So Paul concludes with a great benediction of hope for the church in vs 13, “Now may the God of hope fill you with all joy and peace in believing, so that you will abound in hope by the power of the Holy Spirit.” All the great promises of the Christian faith appear here: hope, joy, peace, and faith, and finally, the power of the Holy Spirit, the power of God working in us change us and mold us into the image of Jesus Christ, that we might be one, and with one accord, and one voice, enable us to glorify God by the testimony of our lives and our love for one another.
Romans 12:1-2 “Therefore I urge you, brethren, by the mercies of God, to present your bodies a living and holy sacrifice, acceptable to God, [which is] your spiritual service of worship. And do not be conformed to this world, but be transformed by the renewing of your mind, so that you may prove what the will of God is, that which is good and acceptable and perfect.”

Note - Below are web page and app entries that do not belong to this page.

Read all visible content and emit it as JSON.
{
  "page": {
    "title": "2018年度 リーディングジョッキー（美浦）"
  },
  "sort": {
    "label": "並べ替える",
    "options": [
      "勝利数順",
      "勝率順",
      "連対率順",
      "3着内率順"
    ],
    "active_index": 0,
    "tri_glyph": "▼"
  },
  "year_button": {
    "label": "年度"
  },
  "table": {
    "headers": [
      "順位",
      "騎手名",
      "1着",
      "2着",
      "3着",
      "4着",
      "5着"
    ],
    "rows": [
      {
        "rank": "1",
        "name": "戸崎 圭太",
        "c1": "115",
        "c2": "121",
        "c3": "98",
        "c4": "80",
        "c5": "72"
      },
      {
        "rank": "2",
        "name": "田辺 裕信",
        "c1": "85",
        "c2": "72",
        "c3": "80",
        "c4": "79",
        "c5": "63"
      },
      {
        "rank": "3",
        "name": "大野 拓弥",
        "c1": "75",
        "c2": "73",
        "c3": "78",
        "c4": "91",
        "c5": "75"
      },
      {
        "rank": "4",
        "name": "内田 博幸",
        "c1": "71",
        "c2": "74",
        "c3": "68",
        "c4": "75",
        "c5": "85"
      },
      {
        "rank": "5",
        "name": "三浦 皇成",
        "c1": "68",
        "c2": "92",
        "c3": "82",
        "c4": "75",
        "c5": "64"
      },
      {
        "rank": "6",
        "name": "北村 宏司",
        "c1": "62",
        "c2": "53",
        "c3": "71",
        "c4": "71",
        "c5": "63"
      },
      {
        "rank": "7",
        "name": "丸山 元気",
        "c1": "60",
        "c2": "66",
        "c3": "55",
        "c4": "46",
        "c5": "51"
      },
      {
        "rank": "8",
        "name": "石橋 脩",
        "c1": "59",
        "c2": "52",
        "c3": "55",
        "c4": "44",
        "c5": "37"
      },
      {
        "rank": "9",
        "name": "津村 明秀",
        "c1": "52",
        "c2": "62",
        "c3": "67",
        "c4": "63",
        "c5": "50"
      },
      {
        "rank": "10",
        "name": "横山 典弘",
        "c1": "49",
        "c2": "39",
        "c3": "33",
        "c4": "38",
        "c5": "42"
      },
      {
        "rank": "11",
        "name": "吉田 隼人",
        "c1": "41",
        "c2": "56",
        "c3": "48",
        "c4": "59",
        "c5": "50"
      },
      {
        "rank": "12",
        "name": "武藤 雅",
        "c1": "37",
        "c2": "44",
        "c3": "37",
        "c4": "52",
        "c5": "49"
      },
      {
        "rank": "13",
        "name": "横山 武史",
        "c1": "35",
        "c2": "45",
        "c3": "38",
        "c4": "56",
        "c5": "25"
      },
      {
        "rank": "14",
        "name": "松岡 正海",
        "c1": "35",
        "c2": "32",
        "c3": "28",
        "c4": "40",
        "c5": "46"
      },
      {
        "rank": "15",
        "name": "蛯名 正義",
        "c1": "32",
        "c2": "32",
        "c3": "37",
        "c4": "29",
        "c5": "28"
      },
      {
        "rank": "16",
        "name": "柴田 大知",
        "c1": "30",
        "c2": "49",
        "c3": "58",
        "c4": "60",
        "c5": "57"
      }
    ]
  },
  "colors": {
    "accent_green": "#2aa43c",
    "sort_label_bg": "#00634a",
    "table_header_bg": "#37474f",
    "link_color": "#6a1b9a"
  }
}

3 For through the grace given to me I say to everyone among you not to think more highly of himself than he ought to think; but to think so as to have sound judgment, as God has allotted to each a measure of faith. 4 For just as we have many members in one body and all the members do not have the same function, 5 so we, who are many, are one body in Christ, and individually members one of another. … 9 [Let] love [be] without hypocrisy. Abhor what is evil; cling to what is good. 10 [Be] devoted to one another in brotherly love; give preference to one another in honor; 11 not lagging behind in diligence, fervent in spirit, serving the Lord; 12 rejoicing in hope, persevering in tribulation, devoted to prayer, 13 contributing to the needs of the saints, practicing hospitality. 14 Bless those who persecute you; bless and do not curse. 15 Rejoice with those who rejoice, and weep with those who weep. 16 Be of the same mind toward one another; do not be haughty in mind, but associate with the lowly. Do not be wise in your own estimation. 17 Never pay back evil for evil to anyone. Respect what is right in the sight of all men. 18 If possible, so far as it depends on you, be at peace with all men.